The Research Brief is a short summary of interesting academic work.
The big idea
The COVID-19 pandemic has intensified the opioid epidemic, according to our new research, which shows that opioid overdoses increased in Pennsylvania in 2020 compared to 2018 and 2019.
Yet general trends obscure critical local variations. In particular, 19 Pennsylvania counties saw statistically significant increases in opioid overdoses. The people living in those 19 counties are both socially and economically diverse, indicating that overdoses weren’t just getting worse for one group of people.
In our study, we analyzed age-adjusted rates of opioid-related overdose incidents reported by emergency services personnel at the county level in Pennsylvania from 2018 to 2020. This measure is based on the number of overdose incidents that EMS responded to during the study period. We also interviewed public health care providers to identify key factors influencing opioid abuse.
Opioid overdose is the leading cause of opioid overdose accidental death in Pennsylvania, according to the Centers for Disease Control and Prevention. From 2010 to 2019, the number of opioid-related deaths in Pennsylvania increased nearly fivefold, rising from 5 per 100,000 people to 23.7 per 100,000 people. In 2020 this has risen to 42.4 per 100,000 people.
In previous work, we have shown that the first four months of the COVID-19 pandemic saw an increase in opioid overdoses in Pennsylvania. Our latest study extended this analysis to 2020.
Why it matters
Since the early 1990s, the opioid epidemic has gone through several waves. First, there were high mortality rates caused by prescription opioids, especially among the white rural population. The epidemic then shifted to heroin use and spread to heroin use urban and non-Hispanic black populations. More recently, synthetic opioids such as fentanyl have become the leading cause of overdoses.
Overdoses increased in Pennsylvania at the start of the COVID-19 pandemic. This initial increase came at the same time as a mandatory stay-at-home order designed to curb the spread of the virus. While this order was a necessary response, it resulted in a range of social consequences, including job loss, mental illness, isolation, and reduced access to inpatient addiction treatment.
In our latest study, we examined long-term trends and spatial patterns for the opioid epidemic. Our study shows statistically significant county-level changes in age-adjusted rates of opioid-related overdose incidents before and after the onset of the COVID-19 pandemic. Some Pennsylvania counties saw significant increases in opioid overdoses, including some with small populations, while others saw significant decreases.

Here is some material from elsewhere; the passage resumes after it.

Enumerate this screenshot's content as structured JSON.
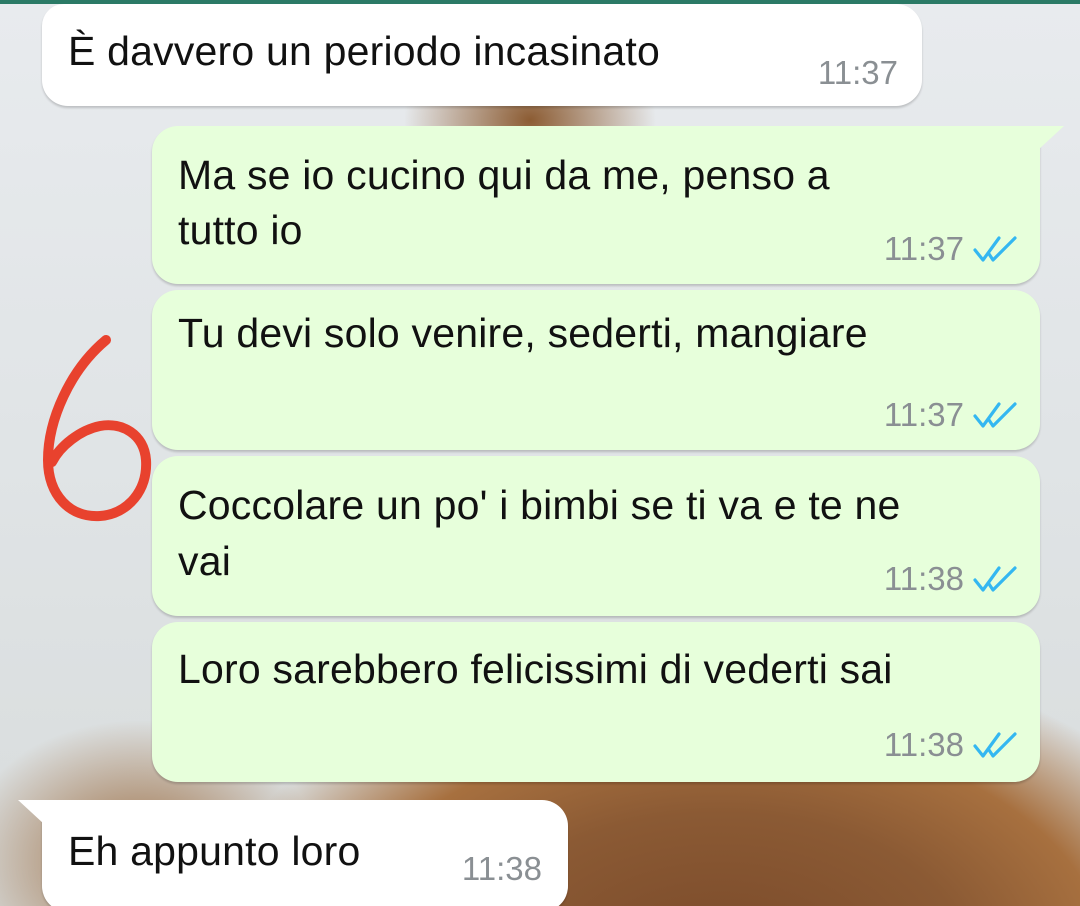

Health care providers agree that while opioid abuse has increased statewide, local conditions matter and directly impact the epidemic. As one healthcare provider told us in an interview: “There is a lot of variation between provinces. You can drive the line for 20 minutes and it almost seems like another state. I think the rates of use are similar, but you see different types of associated factors with substance use in these counties.
To understand social factors, we examined the differences in opioid overdose rates between men and women and between black and white people. Our research shows that overdose rates among men and women fell between 2018 and 2019, but increased in 2020. These trends also declined among black and white individuals from 2018 to 2019, but those groups also experienced a large increase from 2019 to 2020. One benefit of our research is that it shows that broader segments of the population are now affected by the opioid epidemic .
Our work shows that the stress associated with the COVID-19 pandemic has been overwhelming for many people, resulting in an increase in substance abuse or relapse. We believe there is an urgent need for research and policy attention to these factors, especially in states like Pennsylvania, which had high levels of drug use prior to the pandemic.
Future work could evaluate whether funds are effectively distributed to address the effects of social isolation and the social inequalities surrounding opioid abuse.